(RECORDS FOR THE EXERCISE)

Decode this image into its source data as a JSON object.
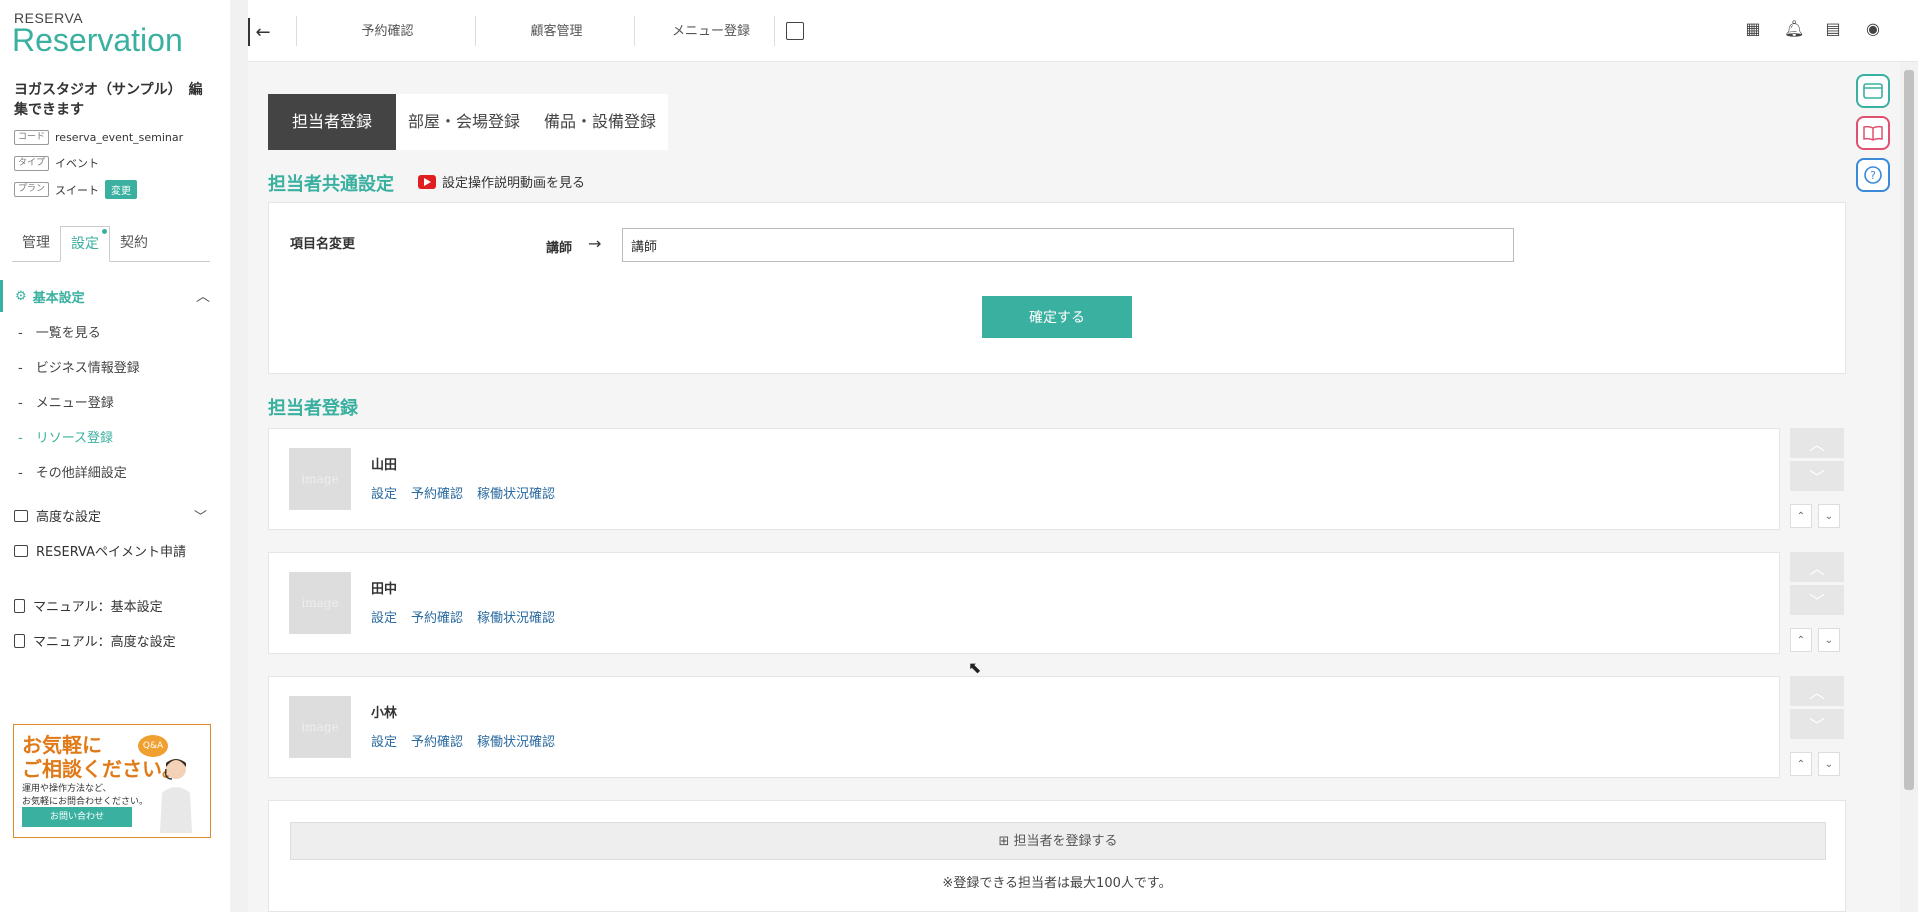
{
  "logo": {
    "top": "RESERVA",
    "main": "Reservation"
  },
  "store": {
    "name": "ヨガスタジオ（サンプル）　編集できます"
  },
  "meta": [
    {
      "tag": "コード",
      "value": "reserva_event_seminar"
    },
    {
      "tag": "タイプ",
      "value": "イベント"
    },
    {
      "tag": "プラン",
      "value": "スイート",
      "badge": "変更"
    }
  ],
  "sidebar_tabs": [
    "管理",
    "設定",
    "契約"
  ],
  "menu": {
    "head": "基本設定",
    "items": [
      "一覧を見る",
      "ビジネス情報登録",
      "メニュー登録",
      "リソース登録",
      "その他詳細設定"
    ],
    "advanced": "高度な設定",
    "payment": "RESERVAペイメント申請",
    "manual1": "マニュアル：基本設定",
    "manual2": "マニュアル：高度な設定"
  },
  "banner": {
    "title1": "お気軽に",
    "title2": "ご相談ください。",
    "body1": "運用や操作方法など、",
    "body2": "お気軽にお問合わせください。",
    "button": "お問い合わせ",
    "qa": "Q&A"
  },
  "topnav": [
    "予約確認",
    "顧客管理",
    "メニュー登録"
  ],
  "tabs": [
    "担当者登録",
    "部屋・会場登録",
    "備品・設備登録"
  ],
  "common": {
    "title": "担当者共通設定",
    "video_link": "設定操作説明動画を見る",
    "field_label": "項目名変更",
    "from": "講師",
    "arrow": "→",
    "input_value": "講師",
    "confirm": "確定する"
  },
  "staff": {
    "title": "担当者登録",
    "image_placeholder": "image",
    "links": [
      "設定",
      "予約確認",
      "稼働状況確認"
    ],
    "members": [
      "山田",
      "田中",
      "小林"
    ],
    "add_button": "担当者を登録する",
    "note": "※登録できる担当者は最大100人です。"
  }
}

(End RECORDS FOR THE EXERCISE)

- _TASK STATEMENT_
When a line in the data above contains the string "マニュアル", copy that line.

- _TASK RESPONSE_
    "manual1": "マニュアル：基本設定",
    "manual2": "マニュアル：高度な設定"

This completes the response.